The girls said their families have been supportive of their opinions and beliefs, but the debates come when they talk to their parents'friends.
"Usually, when adults try to discourage me because of my age, I try to share my point and my true interest in it," Cameron said.
At the middle school, the girls said, they haven't seen instances of gay bullying. But they do hear students use derogatory slurs. And when they hear it, they speak up.
"I'm not one to keep my mouth shut,” said Miller, whose friends laughed in agreement. "I'm definitely very outspoken."
The girls agree that sexism is the biggest social issue they face—especially discrimination in sports and unwanted heavy petting.
Eernise said boys her age disregard girls’ sports because they aren't "masculine" enough.
"They think we can't handle the pressure and how much stronger they are than us," she said.
Miller said she sees sexual harassment in her school’s hallways, especially when boys are being too "touchy-feely" with girls who don't want that kind of attention.
"I see a large amount of petty sexual harassment, but still sexual harassment, that goes unnoticed because … ." Lucy pauses and Eernise picks up the thought for her: "Because it's 'normal' at our school."
Alex Pepin, the girls' social studies teacher, calls the trio "a very talented group of girls" and said she is impressed with the maturity they showed in their gay rights commercial.
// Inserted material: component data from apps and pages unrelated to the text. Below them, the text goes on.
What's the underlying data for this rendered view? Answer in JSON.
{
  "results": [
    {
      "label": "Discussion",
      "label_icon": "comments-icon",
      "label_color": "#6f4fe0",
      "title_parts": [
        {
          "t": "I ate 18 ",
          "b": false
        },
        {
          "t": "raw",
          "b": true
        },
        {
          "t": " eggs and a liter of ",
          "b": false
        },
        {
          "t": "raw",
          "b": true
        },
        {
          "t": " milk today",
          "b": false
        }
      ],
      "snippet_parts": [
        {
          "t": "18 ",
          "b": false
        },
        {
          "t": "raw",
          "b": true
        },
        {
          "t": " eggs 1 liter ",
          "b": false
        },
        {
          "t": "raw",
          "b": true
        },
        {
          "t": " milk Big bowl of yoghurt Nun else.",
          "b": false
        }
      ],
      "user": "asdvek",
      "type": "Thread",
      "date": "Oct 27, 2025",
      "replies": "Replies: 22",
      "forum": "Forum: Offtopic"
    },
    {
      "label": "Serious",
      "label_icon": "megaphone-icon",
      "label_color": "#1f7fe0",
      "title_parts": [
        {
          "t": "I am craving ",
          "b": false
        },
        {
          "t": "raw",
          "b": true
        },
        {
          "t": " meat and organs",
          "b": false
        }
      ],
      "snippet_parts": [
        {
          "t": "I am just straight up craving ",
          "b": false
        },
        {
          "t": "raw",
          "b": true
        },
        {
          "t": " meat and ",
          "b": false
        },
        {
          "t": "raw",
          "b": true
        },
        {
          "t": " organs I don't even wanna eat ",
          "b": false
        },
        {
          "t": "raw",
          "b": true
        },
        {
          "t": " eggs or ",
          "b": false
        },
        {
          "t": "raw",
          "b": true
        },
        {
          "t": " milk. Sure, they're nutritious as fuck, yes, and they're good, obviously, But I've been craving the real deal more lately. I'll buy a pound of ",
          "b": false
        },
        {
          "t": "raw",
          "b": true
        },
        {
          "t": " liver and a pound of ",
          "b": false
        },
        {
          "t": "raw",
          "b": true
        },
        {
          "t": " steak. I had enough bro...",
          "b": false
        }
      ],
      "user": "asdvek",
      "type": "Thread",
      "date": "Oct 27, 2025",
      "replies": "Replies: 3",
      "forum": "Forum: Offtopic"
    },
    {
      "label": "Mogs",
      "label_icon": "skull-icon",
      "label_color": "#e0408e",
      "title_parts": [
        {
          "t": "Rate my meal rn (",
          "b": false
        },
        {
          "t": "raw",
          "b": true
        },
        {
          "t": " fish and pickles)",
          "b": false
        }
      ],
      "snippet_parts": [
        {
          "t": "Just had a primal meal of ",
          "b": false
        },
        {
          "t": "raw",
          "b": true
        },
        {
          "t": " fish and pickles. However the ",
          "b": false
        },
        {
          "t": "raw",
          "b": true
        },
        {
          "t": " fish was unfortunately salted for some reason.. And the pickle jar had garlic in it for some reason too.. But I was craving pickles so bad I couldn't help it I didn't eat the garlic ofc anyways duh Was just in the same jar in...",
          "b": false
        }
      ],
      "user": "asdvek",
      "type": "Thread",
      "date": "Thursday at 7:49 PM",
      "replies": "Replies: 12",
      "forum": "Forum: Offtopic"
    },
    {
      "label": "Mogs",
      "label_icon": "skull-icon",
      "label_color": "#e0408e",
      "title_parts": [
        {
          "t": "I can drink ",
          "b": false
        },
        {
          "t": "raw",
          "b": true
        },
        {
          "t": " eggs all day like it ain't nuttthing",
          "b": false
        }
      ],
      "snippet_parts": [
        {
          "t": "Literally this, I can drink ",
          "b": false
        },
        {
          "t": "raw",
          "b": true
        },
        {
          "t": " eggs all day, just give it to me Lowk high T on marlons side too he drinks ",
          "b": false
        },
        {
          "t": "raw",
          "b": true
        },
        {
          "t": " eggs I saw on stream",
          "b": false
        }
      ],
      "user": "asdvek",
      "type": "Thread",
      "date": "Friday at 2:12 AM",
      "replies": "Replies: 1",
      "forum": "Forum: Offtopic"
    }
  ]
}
"As much as people are like, 'Oh they're middle schoolers, they don’t know,' they are passionate about these things,” Pepin said. "They are at the age where all these—gay rights, abortion, are you a Democrat, are you a Republican, do you even care—all those things are starting to come out and take shape in themselves. It’s nice to be able to give them a medium to let them get that out there somehow."